### Work instructions
Output every record exactly, and nothing more.

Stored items
-------

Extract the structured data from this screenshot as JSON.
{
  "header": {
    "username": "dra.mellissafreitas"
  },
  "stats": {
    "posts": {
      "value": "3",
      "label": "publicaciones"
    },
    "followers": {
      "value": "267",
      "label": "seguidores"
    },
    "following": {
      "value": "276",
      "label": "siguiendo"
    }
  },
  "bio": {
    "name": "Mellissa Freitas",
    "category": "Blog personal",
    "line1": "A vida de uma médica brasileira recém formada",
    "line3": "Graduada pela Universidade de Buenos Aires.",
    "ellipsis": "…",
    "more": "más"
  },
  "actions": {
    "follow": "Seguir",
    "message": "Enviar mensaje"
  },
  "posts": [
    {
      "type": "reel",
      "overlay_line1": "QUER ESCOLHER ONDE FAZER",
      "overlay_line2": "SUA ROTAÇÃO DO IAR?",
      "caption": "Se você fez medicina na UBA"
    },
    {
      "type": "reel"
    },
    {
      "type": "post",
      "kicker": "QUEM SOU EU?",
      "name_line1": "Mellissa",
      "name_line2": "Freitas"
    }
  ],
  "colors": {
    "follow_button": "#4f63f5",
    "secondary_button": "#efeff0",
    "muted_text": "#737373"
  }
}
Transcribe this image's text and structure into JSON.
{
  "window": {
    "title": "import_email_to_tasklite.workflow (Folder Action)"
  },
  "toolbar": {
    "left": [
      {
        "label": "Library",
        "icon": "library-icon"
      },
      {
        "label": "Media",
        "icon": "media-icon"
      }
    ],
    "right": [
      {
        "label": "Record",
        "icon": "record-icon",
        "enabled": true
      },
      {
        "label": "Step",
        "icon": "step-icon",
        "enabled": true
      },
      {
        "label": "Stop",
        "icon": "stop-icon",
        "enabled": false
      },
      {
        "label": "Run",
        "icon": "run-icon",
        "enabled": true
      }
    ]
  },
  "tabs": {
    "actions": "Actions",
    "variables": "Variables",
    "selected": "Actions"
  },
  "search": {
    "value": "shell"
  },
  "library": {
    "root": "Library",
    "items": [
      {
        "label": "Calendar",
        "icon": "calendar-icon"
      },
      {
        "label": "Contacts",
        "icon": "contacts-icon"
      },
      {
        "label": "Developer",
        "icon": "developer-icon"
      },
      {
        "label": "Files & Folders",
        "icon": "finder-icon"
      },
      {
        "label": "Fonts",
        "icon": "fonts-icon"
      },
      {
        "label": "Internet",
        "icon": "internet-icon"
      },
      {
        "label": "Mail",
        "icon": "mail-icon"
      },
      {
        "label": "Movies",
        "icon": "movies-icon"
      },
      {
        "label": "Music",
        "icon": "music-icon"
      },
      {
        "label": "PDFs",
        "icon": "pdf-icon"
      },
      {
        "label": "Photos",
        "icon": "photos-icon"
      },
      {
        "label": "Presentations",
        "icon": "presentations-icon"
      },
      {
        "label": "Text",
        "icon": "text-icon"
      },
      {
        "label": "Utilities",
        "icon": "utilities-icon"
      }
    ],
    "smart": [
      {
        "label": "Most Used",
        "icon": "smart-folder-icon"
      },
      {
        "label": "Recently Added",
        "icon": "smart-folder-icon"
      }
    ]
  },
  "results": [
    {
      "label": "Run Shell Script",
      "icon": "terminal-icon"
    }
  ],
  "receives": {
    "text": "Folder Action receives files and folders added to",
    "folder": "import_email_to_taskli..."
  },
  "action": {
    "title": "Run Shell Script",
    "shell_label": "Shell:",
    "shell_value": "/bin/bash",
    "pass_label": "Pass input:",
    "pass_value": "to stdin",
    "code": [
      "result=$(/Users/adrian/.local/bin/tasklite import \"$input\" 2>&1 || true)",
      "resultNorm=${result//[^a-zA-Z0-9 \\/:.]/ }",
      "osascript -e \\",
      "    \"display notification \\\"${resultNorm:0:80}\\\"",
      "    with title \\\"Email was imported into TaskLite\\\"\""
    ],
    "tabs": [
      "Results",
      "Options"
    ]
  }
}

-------

### Output below
Extract the structured data from this screenshot as JSON.
{
  "header": {
    "username": "dra.mellissafreitas"
  },
  "stats": {
    "posts": {
      "value": "3",
      "label": "publicaciones"
    },
    "followers": {
      "value": "267",
      "label": "seguidores"
    },
    "following": {
      "value": "276",
      "label": "siguiendo"
    }
  },
  "bio": {
    "name": "Mellissa Freitas",
    "category": "Blog personal",
    "line1": "A vida de uma médica brasileira recém formada",
    "line3": "Graduada pela Universidade de Buenos Aires.",
    "ellipsis": "…",
    "more": "más"
  },
  "actions": {
    "follow": "Seguir",
    "message": "Enviar mensaje"
  },
  "posts": [
    {
      "type": "reel",
      "overlay_line1": "QUER ESCOLHER ONDE FAZER",
      "overlay_line2": "SUA ROTAÇÃO DO IAR?",
      "caption": "Se você fez medicina na UBA"
    },
    {
      "type": "reel"
    },
    {
      "type": "post",
      "kicker": "QUEM SOU EU?",
      "name_line1": "Mellissa",
      "name_line2": "Freitas"
    }
  ],
  "colors": {
    "follow_button": "#4f63f5",
    "secondary_button": "#efeff0",
    "muted_text": "#737373"
  }
}
Transcribe this image's text and structure into JSON.
{
  "window": {
    "title": "import_email_to_tasklite.workflow (Folder Action)"
  },
  "toolbar": {
    "left": [
      {
        "label": "Library",
        "icon": "library-icon"
      },
      {
        "label": "Media",
        "icon": "media-icon"
      }
    ],
    "right": [
      {
        "label": "Record",
        "icon": "record-icon",
        "enabled": true
      },
      {
        "label": "Step",
        "icon": "step-icon",
        "enabled": true
      },
      {
        "label": "Stop",
        "icon": "stop-icon",
        "enabled": false
      },
      {
        "label": "Run",
        "icon": "run-icon",
        "enabled": true
      }
    ]
  },
  "tabs": {
    "actions": "Actions",
    "variables": "Variables",
    "selected": "Actions"
  },
  "search": {
    "value": "shell"
  },
  "library": {
    "root": "Library",
    "items": [
      {
        "label": "Calendar",
        "icon": "calendar-icon"
      },
      {
        "label": "Contacts",
        "icon": "contacts-icon"
      },
      {
        "label": "Developer",
        "icon": "developer-icon"
      },
      {
        "label": "Files & Folders",
        "icon": "finder-icon"
      },
      {
        "label": "Fonts",
        "icon": "fonts-icon"
      },
      {
        "label": "Internet",
        "icon": "internet-icon"
      },
      {
        "label": "Mail",
        "icon": "mail-icon"
      },
      {
        "label": "Movies",
        "icon": "movies-icon"
      },
      {
        "label": "Music",
        "icon": "music-icon"
      },
      {
        "label": "PDFs",
        "icon": "pdf-icon"
      },
      {
        "label": "Photos",
        "icon": "photos-icon"
      },
      {
        "label": "Presentations",
        "icon": "presentations-icon"
      },
      {
        "label": "Text",
        "icon": "text-icon"
      },
      {
        "label": "Utilities",
        "icon": "utilities-icon"
      }
    ],
    "smart": [
      {
        "label": "Most Used",
        "icon": "smart-folder-icon"
      },
      {
        "label": "Recently Added",
        "icon": "smart-folder-icon"
      }
    ]
  },
  "results": [
    {
      "label": "Run Shell Script",
      "icon": "terminal-icon"
    }
  ],
  "receives": {
    "text": "Folder Action receives files and folders added to",
    "folder": "import_email_to_taskli..."
  },
  "action": {
    "title": "Run Shell Script",
    "shell_label": "Shell:",
    "shell_value": "/bin/bash",
    "pass_label": "Pass input:",
    "pass_value": "to stdin",
    "code": [
      "result=$(/Users/adrian/.local/bin/tasklite import \"$input\" 2>&1 || true)",
      "resultNorm=${result//[^a-zA-Z0-9 \\/:.]/ }",
      "osascript -e \\",
      "    \"display notification \\\"${resultNorm:0:80}\\\"",
      "    with title \\\"Email was imported into TaskLite\\\"\""
    ],
    "tabs": [
      "Results",
      "Options"
    ]
  }
}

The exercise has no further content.